[Dataset entries]
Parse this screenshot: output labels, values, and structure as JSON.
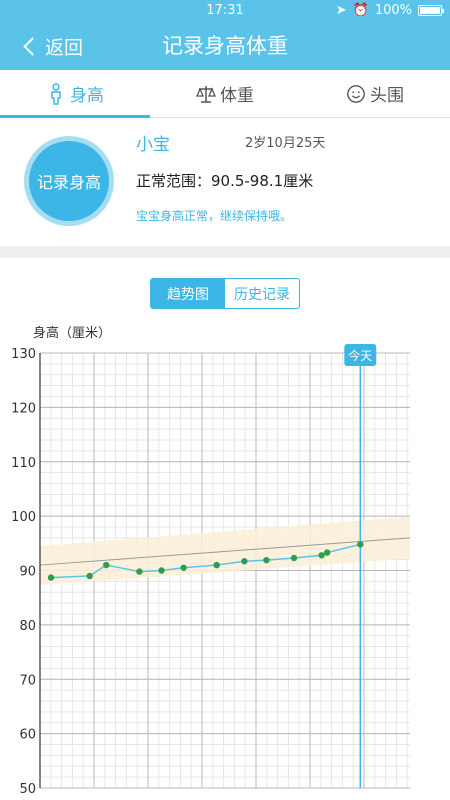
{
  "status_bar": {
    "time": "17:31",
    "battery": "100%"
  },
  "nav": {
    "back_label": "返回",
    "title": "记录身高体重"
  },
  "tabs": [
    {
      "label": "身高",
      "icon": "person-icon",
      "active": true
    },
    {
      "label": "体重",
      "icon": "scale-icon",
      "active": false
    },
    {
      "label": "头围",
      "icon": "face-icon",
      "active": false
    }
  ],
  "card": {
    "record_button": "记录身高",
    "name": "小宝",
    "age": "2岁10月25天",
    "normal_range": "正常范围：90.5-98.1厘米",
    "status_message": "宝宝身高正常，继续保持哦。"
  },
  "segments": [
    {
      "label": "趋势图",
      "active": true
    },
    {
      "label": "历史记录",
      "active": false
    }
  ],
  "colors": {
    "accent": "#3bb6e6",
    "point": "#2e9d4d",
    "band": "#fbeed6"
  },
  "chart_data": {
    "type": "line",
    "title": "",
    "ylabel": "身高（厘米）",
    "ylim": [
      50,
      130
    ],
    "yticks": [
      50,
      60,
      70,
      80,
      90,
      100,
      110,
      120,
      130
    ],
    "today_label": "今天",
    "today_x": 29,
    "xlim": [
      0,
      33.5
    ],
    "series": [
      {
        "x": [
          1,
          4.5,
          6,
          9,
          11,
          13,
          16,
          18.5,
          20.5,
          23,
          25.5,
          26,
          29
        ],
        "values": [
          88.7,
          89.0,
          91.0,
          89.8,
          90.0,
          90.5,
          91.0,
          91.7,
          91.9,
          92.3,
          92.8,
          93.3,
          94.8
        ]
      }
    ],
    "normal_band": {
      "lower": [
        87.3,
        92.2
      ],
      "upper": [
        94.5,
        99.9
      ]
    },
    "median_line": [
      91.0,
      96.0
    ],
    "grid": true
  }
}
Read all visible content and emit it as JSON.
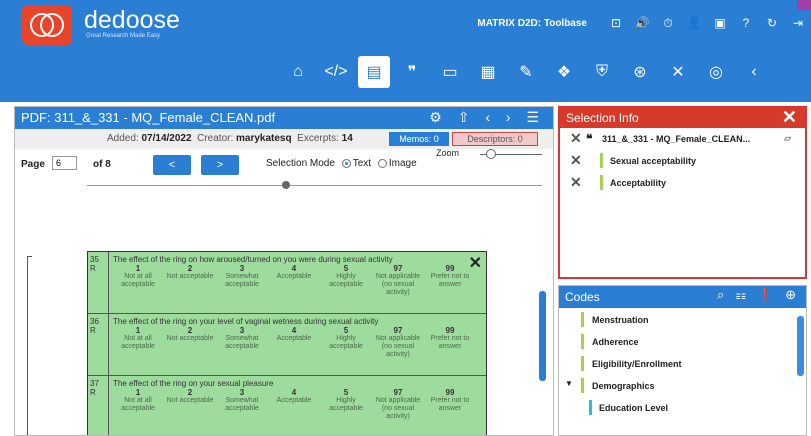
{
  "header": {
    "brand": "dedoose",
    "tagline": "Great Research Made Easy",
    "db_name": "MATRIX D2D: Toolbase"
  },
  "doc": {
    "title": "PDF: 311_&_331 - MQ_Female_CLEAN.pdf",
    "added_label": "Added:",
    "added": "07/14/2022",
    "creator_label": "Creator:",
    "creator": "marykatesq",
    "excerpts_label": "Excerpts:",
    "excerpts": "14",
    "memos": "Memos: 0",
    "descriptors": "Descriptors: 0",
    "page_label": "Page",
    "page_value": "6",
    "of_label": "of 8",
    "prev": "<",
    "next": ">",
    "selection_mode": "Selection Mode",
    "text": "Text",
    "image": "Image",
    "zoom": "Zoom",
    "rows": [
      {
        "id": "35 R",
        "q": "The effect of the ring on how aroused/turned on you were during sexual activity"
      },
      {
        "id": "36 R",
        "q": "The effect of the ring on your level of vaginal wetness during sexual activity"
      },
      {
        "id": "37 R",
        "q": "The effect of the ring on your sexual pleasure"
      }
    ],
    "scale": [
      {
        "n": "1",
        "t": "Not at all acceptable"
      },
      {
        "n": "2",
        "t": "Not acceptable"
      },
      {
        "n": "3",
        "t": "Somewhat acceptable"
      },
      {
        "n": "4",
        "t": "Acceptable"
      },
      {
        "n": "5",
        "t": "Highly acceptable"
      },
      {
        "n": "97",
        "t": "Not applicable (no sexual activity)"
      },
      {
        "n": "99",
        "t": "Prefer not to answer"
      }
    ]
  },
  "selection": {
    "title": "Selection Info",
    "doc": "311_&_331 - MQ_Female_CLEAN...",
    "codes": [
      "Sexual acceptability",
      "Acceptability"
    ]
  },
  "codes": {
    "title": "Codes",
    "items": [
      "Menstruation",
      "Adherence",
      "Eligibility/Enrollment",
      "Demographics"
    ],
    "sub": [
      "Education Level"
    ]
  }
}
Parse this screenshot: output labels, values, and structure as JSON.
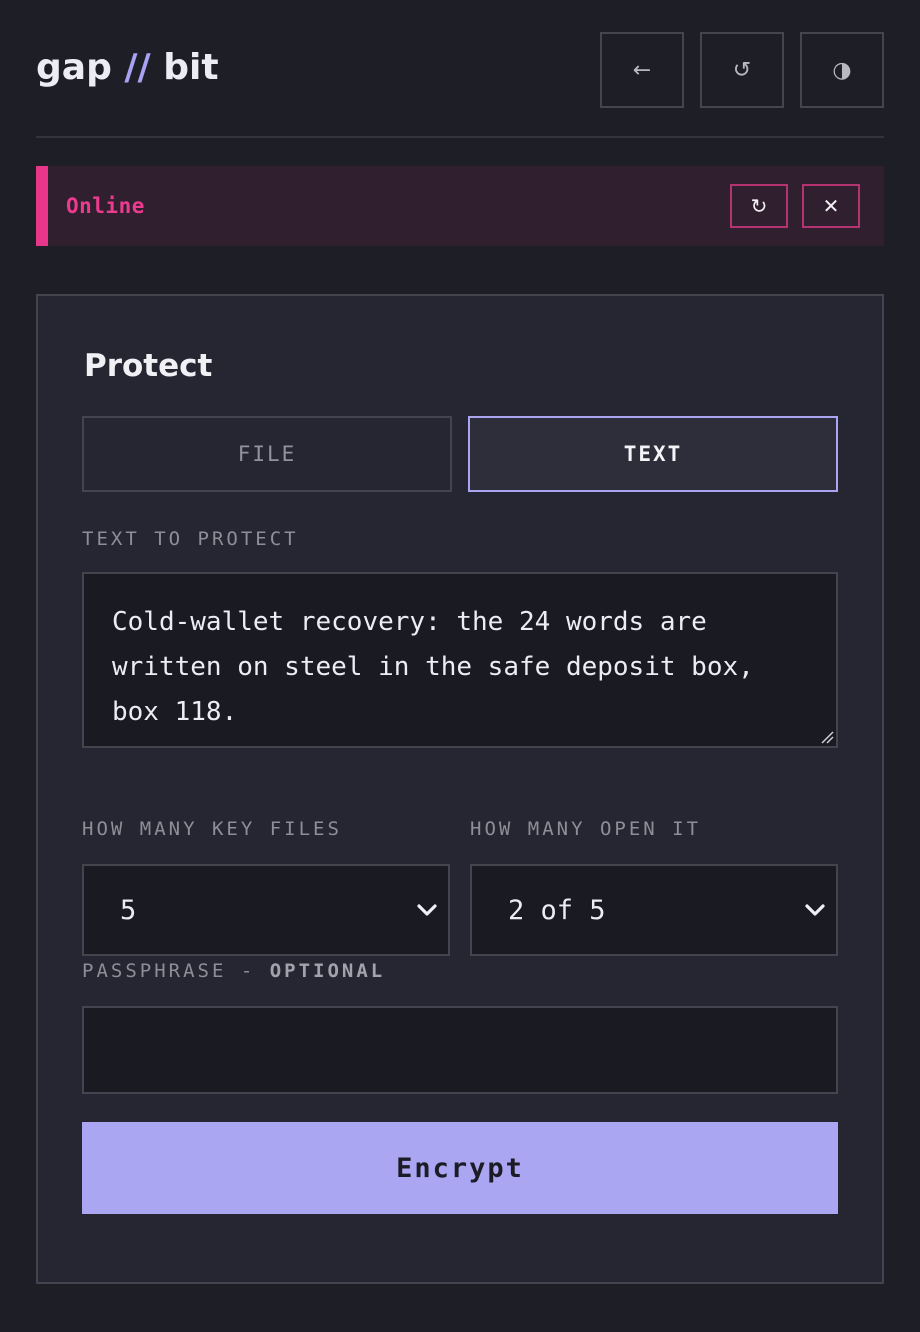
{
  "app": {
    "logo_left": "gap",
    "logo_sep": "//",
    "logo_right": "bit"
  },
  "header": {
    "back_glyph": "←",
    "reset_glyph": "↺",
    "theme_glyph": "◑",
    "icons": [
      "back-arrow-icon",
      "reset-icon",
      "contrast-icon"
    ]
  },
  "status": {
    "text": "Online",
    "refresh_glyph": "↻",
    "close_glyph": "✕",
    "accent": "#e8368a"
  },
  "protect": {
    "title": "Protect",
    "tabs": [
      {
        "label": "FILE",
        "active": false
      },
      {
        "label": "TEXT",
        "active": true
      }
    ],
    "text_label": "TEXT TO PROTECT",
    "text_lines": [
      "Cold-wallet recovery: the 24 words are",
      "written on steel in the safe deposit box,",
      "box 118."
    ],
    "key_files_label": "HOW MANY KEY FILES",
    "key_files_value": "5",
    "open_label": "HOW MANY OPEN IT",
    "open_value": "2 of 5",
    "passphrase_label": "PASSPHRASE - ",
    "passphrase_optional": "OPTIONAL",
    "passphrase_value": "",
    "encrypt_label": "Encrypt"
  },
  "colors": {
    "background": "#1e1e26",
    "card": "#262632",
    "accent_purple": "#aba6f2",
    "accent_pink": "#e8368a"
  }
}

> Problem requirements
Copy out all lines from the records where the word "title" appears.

> Solution below
    "title": "记录身高体重"
    "title": "",
    "title": "PDF: 311_&_331 - MQ_Female_CLEAN.pdf",
    "title": "Selection Info",
    "title": "Codes",
    "title": "Protect",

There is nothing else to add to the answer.